→ Assignment
Images are to be left out; everything else in the listing should be repeated exactly.
-=-=-=-=-
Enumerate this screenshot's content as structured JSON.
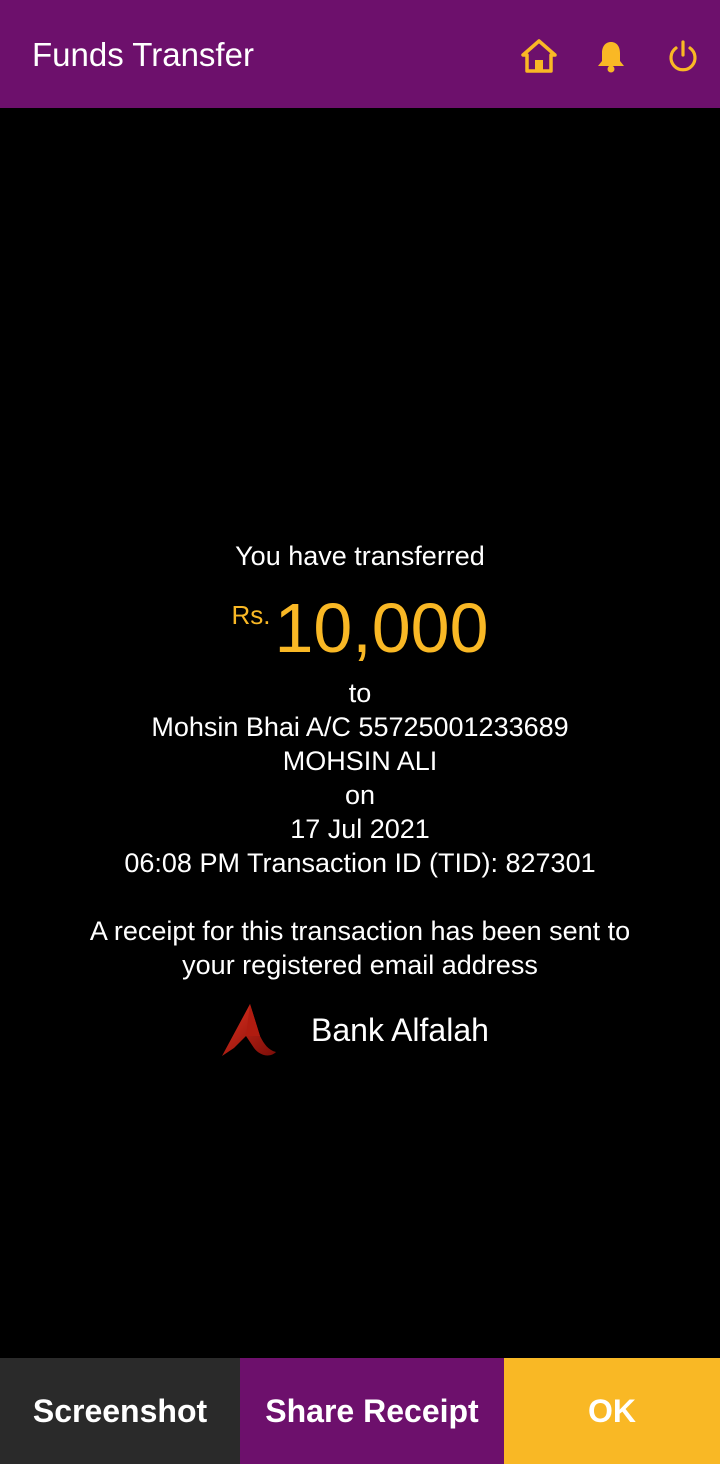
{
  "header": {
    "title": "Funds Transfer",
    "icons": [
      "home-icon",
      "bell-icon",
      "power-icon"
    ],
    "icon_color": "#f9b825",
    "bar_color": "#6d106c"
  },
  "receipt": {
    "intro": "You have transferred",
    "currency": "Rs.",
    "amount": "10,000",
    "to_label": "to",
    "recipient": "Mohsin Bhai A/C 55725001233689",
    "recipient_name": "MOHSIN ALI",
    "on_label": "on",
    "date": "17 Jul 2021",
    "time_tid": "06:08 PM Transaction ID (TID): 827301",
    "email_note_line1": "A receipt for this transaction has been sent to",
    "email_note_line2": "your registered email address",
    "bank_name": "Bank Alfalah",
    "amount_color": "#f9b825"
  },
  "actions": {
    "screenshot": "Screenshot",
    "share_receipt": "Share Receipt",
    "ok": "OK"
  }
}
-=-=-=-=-
→ Output of the task
Enumerate this screenshot's content as structured JSON.
{
  "header": {
    "title": "Funds Transfer",
    "icons": [
      "home-icon",
      "bell-icon",
      "power-icon"
    ],
    "icon_color": "#f9b825",
    "bar_color": "#6d106c"
  },
  "receipt": {
    "intro": "You have transferred",
    "currency": "Rs.",
    "amount": "10,000",
    "to_label": "to",
    "recipient": "Mohsin Bhai A/C 55725001233689",
    "recipient_name": "MOHSIN ALI",
    "on_label": "on",
    "date": "17 Jul 2021",
    "time_tid": "06:08 PM Transaction ID (TID): 827301",
    "email_note_line1": "A receipt for this transaction has been sent to",
    "email_note_line2": "your registered email address",
    "bank_name": "Bank Alfalah",
    "amount_color": "#f9b825"
  },
  "actions": {
    "screenshot": "Screenshot",
    "share_receipt": "Share Receipt",
    "ok": "OK"
  }
}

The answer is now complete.